"Not a chance. He'd come back, if he survived. We'd best turn him over
to the sheriff."
Carefully, we made sure he had his billfold and keys. We did take his
knives, pistol, and rifle--wouldn't want him attacking our stock or hands.
Cheerfully, dad said, "Stay put, John Schwartz. We'll have the sheriff
out here to pick you up..."
"By the way," I told him, pointing, "your is on top of that
knob, two ridges over. He tried to shoot me. I shot better."
John's face turned white again. "You're not going to leave me here,
"Why not? We'll tell the sheriff where to find you."
What with one thing and another, it was three days before any of us
'remembered' to call the sheriff. John had managed to drag himself into
his truck. For some reason it wouldn't start. He didn't have the strength
to check under the hood, where the ignition wires were loose enough they
wouldn't make connections, but not so you could tell just looking at them.
The deputy drove him to the morgue in his own pickup.
We sued his estate for the value of the stock he'd killed. All we ever
got out of it was his pickup truck.
Mom's family, Virginia 'old money' patricians, made a point of having
their lawyer pass on to John's that we'd string up any Schwartz kin
on our place. We were really tired of fucking with them. They got kind of
excited and wanted to know about the younger son. The lawyer didn't know.
He only knew about his instructions to pass along the message that we were
through fucking with their family.
He did add that he would be passing the message to the Olsens, in
Chicago, too. Their friends in Virginia had disappeared.

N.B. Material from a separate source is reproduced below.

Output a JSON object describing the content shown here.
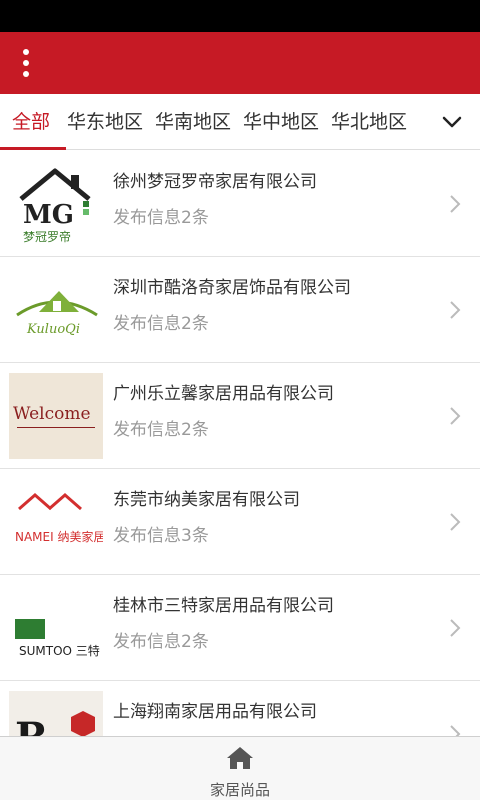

* Cattleman's Woe is the fourth in the series of Audry stories. (c)
1997, 2001, Extar International, Ltd. All rights reserved. Single copies
for personal, non-commercial use may be downloaded or printed. Any other
uses, including reposting, or posting on an archive site, must have prior
permission from Extar International. Comments always welcome.